Canadian coffee chain Tim Horton’s has secured an undisclosed amount of funding from Chinese tech company Tencent, according to AgFunder News. The company originally announced the news via a post on Weibo.
Tim Horton’s China unit will use the new funds to build up its digital assets and infrastructure as well as expand its number of locations in the Chinese market. Currently, it operates about 50 stores in that country and says the investment from Tencent will let the company hit its target number of 1,500 stores sooner than originally planned, though a specific time wasn’t named.
Tim Horton’s first entered the Chinese coffee market in February of 2019.

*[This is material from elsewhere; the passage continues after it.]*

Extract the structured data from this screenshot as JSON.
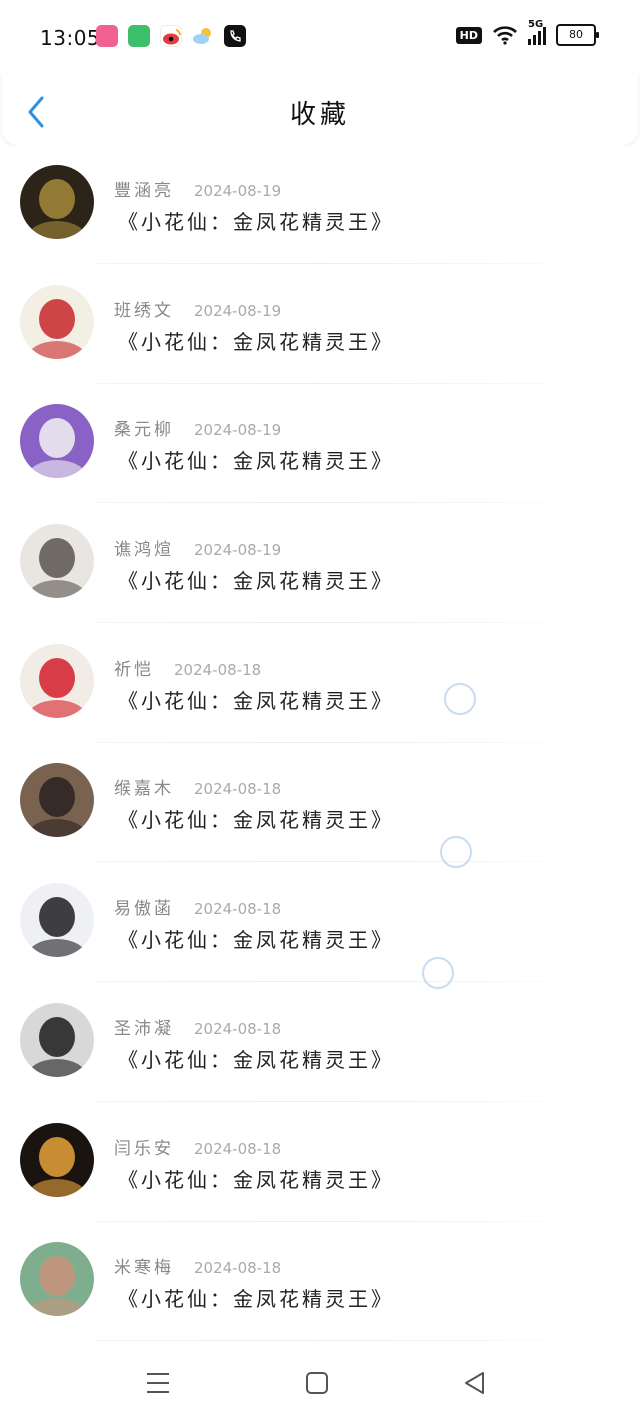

Digitizing the coffee market in China is a big business right now. Tim Horton’s faces competition from Luckin, which has always pursued a digital-first model that emphasizes mobile ordering, AI-powered self-service coffee terminals, and delivery. (Side note: Luckin is currently at the center of an accounting scandal that is raising questions about future growth.)
Starbucks is also a major competitor in China, having partnered with Alibaba’s food delivery platform Ele.me to grow its delivery footprint. Starbucks has also partnered with Alibaba’s Heme supermarkets to operate its own ghost kitchens, and launched its very first to-go-centric Express store in Beijing last year.
Tim Horton’s new investment funds come at a time when all these companies will need to double down on their tech investments to make the coffee experience as to-go-centric as possible. The COVID-19 pandemic has placed things like contactless payment, delivery, and mobile orders into the center of future restaurant operations. Major chains that want to keep growing will need to spend more on these technologies in order to meet consumer demand for both convenience and safety, not only in China but in the rest of the world, too.